▸ Record excerpts:
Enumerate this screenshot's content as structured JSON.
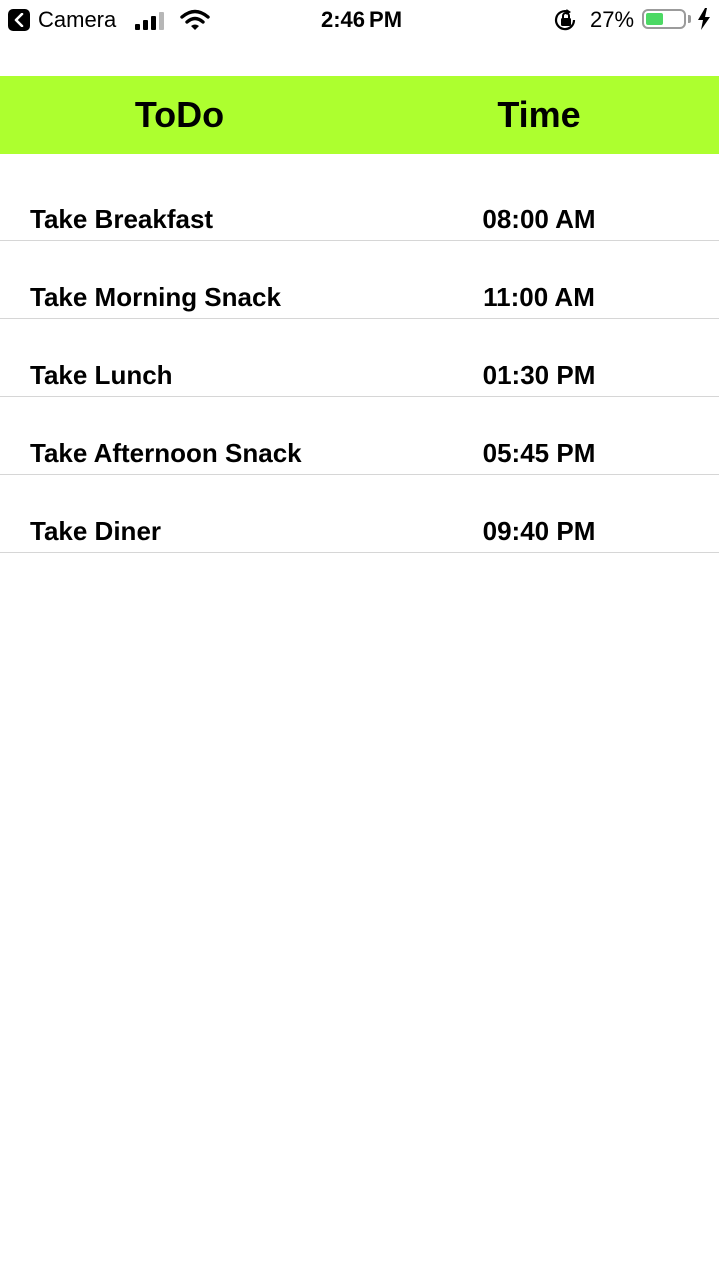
{
  "status_bar": {
    "back_app": "Camera",
    "time": "2:46",
    "time_suffix": "PM",
    "battery_percent": "27%",
    "battery_level": 0.27,
    "icons": [
      "back-chevron-icon",
      "signal-icon",
      "wifi-icon",
      "orientation-lock-icon",
      "battery-icon",
      "charging-bolt-icon"
    ]
  },
  "header": {
    "todo_label": "ToDo",
    "time_label": "Time",
    "color": "#adff2f"
  },
  "todos": [
    {
      "task": "Take Breakfast",
      "time": "08:00 AM"
    },
    {
      "task": "Take Morning Snack",
      "time": "11:00 AM"
    },
    {
      "task": "Take Lunch",
      "time": "01:30 PM"
    },
    {
      "task": "Take Afternoon Snack",
      "time": "05:45 PM"
    },
    {
      "task": "Take Diner",
      "time": "09:40 PM"
    }
  ]
}
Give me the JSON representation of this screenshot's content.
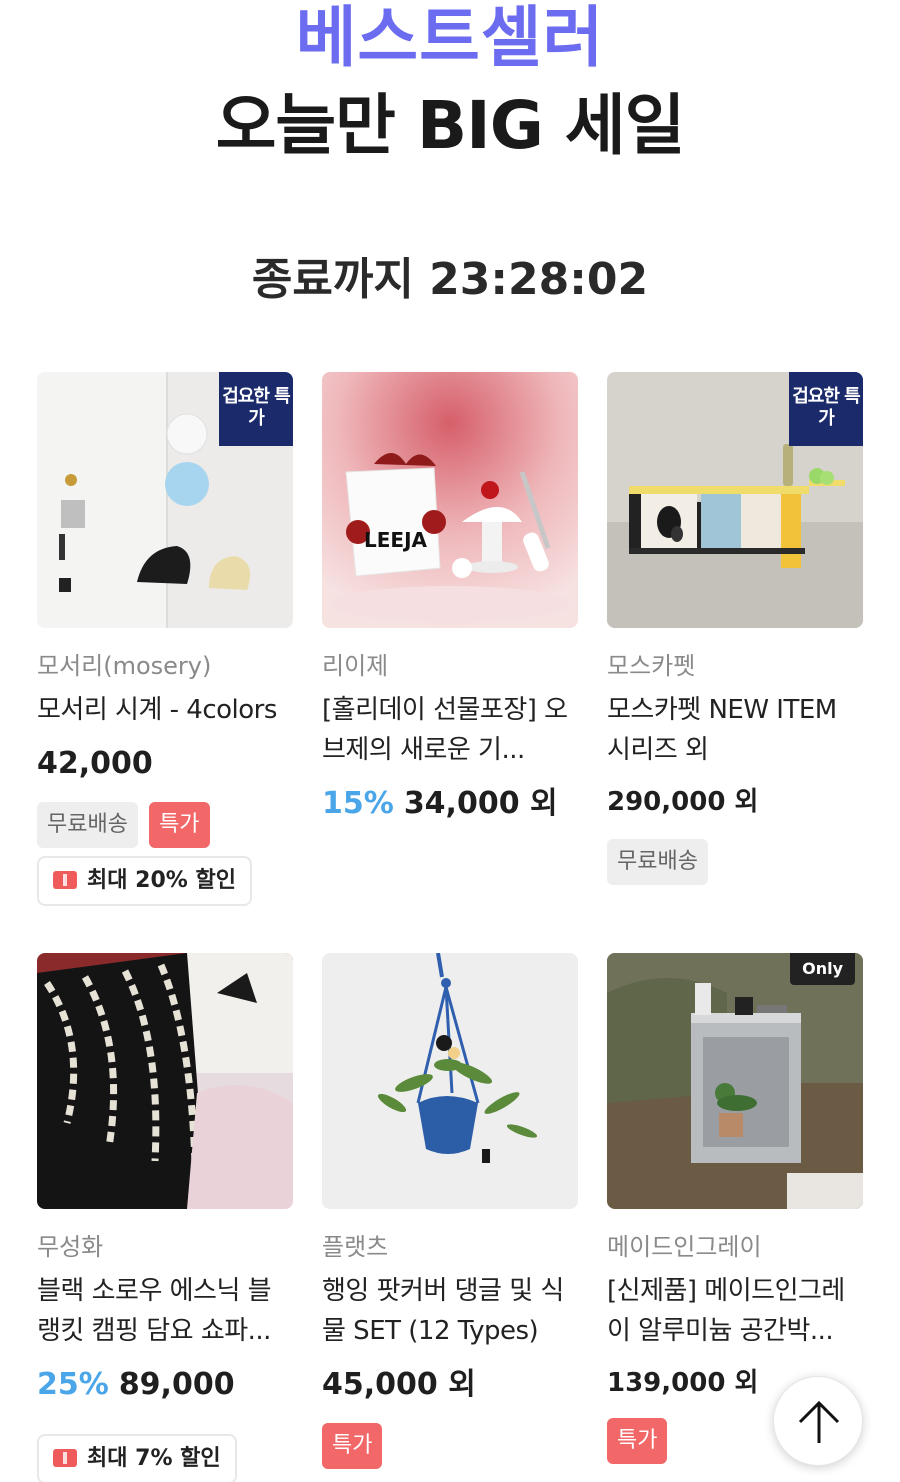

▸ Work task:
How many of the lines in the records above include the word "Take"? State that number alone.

▸ Result of this task:
5